Top of SUPPLIED MATERIAL

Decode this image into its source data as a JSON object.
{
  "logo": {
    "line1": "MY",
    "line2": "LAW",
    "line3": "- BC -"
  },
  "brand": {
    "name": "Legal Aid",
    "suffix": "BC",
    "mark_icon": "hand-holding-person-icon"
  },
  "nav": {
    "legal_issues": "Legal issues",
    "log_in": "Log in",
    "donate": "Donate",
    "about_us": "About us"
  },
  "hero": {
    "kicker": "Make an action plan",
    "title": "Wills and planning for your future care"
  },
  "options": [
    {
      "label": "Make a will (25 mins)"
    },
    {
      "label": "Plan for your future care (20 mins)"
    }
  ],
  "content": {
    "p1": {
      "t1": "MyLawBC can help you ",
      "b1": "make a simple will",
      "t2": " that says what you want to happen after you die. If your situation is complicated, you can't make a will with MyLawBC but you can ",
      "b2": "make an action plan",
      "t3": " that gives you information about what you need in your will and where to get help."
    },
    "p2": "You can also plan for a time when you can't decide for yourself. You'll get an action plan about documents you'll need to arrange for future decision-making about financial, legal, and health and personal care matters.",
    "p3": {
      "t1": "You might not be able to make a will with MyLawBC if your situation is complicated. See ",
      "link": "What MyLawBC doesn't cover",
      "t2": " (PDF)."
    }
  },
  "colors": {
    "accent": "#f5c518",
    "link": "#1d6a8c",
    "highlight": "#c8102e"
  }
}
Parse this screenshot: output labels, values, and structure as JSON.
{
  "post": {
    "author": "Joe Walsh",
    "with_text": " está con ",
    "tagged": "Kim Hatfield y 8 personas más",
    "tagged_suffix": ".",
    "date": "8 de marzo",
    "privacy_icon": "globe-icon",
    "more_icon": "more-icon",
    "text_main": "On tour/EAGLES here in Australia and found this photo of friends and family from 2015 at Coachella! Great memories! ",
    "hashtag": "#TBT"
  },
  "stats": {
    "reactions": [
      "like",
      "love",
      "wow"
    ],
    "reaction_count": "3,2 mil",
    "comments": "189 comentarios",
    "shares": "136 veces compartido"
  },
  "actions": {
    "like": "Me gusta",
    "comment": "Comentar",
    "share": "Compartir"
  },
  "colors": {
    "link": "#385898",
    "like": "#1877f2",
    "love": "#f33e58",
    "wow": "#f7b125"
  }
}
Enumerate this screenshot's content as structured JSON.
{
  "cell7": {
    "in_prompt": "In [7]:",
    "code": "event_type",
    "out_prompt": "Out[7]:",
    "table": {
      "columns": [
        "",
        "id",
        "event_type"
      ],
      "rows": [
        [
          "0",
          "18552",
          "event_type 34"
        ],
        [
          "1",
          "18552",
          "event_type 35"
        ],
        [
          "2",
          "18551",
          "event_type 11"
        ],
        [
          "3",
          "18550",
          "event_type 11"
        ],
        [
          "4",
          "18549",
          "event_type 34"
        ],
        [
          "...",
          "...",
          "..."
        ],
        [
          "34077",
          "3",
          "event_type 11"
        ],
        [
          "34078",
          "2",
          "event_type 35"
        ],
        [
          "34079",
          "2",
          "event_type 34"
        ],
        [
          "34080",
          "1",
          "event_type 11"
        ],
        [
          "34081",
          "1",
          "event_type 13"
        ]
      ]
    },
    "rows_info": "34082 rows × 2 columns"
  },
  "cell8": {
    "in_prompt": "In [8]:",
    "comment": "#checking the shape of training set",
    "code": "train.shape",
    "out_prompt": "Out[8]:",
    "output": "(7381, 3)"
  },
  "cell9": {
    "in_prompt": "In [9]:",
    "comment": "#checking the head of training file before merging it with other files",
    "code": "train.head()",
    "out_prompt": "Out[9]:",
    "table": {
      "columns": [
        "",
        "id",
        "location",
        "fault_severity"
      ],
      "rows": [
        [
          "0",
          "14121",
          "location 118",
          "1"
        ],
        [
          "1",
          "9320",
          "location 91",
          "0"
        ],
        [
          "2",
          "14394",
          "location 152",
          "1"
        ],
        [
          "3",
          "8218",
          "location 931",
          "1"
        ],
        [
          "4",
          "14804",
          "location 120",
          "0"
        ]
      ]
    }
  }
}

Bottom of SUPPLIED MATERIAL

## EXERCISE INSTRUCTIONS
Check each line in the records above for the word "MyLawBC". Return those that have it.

## EXERCISE ANSWER
      "t1": "MyLawBC can help you ",
      "t2": " that says what you want to happen after you die. If your situation is complicated, you can't make a will with MyLawBC but you can ",
      "t1": "You might not be able to make a will with MyLawBC if your situation is complicated. See ",
      "link": "What MyLawBC doesn't cover",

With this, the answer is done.